Berwick must reduce the extra money the government pays to private insurance companies for sponsoring Medicare Advantage programs, which are essentially HMOs. He must grapple with a huge expansion of Medicaid programs in individual states. He must determine how the agency will reward hospitals with low rates of patient readmissions and penalize hospitals with the highest rates of hospital-acquired conditions such as infections and bedsores.

Dozens of smaller initiatives, too, require his attention. For example, he recently announced that Medicare will cover smoking cessation programs. (States, which operate Medicaid in partnership with the federal government, cover smoking cessation under Medicaid to varying degrees.)

Politically, Berwick must reach out to members of Congress in a bid for support, say observers.

“You can have all the authority in the law, but if you don’t have support in Congress, you are going to have trouble with your funding, you are going to have trouble with the way you are treated at hearings,’’ said a Berwick supporter, James Roosevelt Jr., chief executive of the Tufts Health Plan, the third-largest insurance company in Massachusetts.

Senate Finance Committee chairman Max Baucus, Democrat of Montana, has said he expects Berwick will appear before the committee to discuss the agency’s operations, but nothing has been scheduled. Baucus did not respond to questions. The White House also did not respond to a request for comment.

With a swoop of silver hair, round glasses, and an unpretentious bearing, Berwick, a pediatrician by training, seems an unlikely target for controversy.

He has won accolades for his efforts to promote efficiency and reduce medical errors as head of the Institute for Healthcare Improvement, based in Cambridge. Yet he has an intellectual’s penchant for metaphor that has sometimes gotten him into trouble.

Whether it was intentional or not, the web video comment that Medicare has “won my heart’’ echoes remarks he delivered about England’s single-payer medical system, words that Republicans have used to paint him as an advocate of health care rationing:

“I am romantic about the NHS,’’ Berwick said in the 2008 speech marking the 60th anniversary of England’s National Health Service. “I love it.’’

His defenders, including the White House, have said the words were taken out of context for political purposes.
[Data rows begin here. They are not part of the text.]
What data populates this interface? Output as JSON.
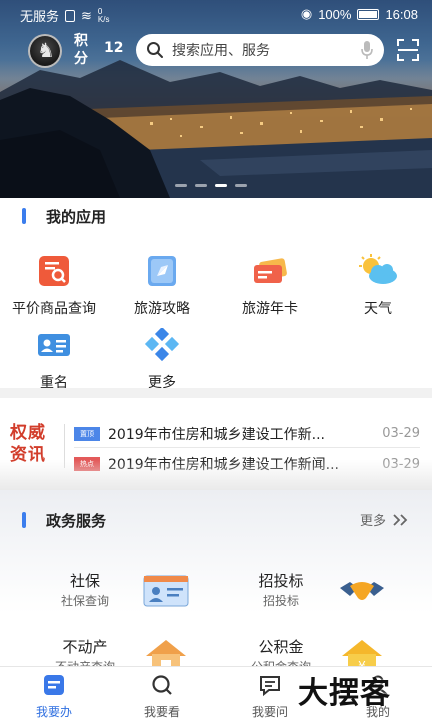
{
  "status_bar": {
    "carrier": "无服务",
    "speed": "0",
    "speed_unit": "K/s",
    "battery_pct": "100%",
    "time": "16:08"
  },
  "header": {
    "points_label": "积分",
    "points_value": "12",
    "search_placeholder": "搜索应用、服务"
  },
  "my_apps": {
    "title": "我的应用",
    "items": [
      {
        "label": "平价商品查询",
        "icon": "price-search-icon"
      },
      {
        "label": "旅游攻略",
        "icon": "travel-guide-icon"
      },
      {
        "label": "旅游年卡",
        "icon": "travel-card-icon"
      },
      {
        "label": "天气",
        "icon": "weather-icon"
      },
      {
        "label": "重名",
        "icon": "name-card-icon"
      },
      {
        "label": "更多",
        "icon": "more-apps-icon"
      }
    ]
  },
  "news": {
    "badge": "权威资讯",
    "items": [
      {
        "tag": "置顶",
        "title": "2019年市住房和城乡建设工作新...",
        "date": "03-29"
      },
      {
        "tag": "热点",
        "title": "2019年市住房和城乡建设工作新闻...",
        "date": "03-29"
      }
    ]
  },
  "gov_services": {
    "title": "政务服务",
    "more_label": "更多",
    "items": [
      {
        "name": "社保",
        "sub": "社保查询",
        "icon": "social-security-card-icon"
      },
      {
        "name": "招投标",
        "sub": "招投标",
        "icon": "handshake-icon"
      },
      {
        "name": "不动产",
        "sub": "不动产查询",
        "icon": "house-icon"
      },
      {
        "name": "公积金",
        "sub": "公积金查询",
        "icon": "housing-fund-icon"
      }
    ]
  },
  "bottom_nav": {
    "tabs": [
      {
        "label": "我要办",
        "active": true
      },
      {
        "label": "我要看",
        "active": false
      },
      {
        "label": "我要问",
        "active": false
      },
      {
        "label": "我的",
        "active": false
      }
    ]
  },
  "watermark": "大摆客",
  "colors": {
    "accent": "#3b7ded",
    "news_badge": "#d23d2b",
    "active_tab": "#2f6fe0"
  }
}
In a related development, Berwick rebuffed a request for a list of Institute for Healthcare Improvement’s large financial donors from Iowa Senator Chuck Grassley, the ranking Senate Finance Committee Republican. Grassley said the lack of a public confirmation hearing has prevented the public from learning of Berwick’s potential conflicts of interest.

Berwick responded in a letter to Grassley that he does not have authority to release information about the institute’s finances because he no longer works there.

Health lobbyists and executives said Berwick brings vision to the government’s sprawling health care programs.

“The thing that is most encouraging is that Don Berwick will bring some fresh perspective, novel thinking, and innovation to an agency that really needs that creativity,’’ said Blair Childs, vice president of public affairs for Premier Inc., an advocacy and purchasing alliance operated by 200 nonprofit healthcare systems in the United States.

“Don Berwick has a history of being an innovator, and CMS does not have a history of being innovative — in fact it’s the opposite.’’

The innovation center has about 150 employees around the country and will double in size over the next year and a half, said Anthony Rogers, director of the center. Many of its employees will be closely working with local physician groups, experimenting with ways to measure quality and patient outcomes, Rogers said.

The work will dovetail with the installation of new technology under a $44 billion electronic records initiative under the 2009 economic stimulus package. Rogers said Berwick is very engaged in the details of the center’s operation.

“It’s his vision, his energy that we are feeding off of,’’ he said.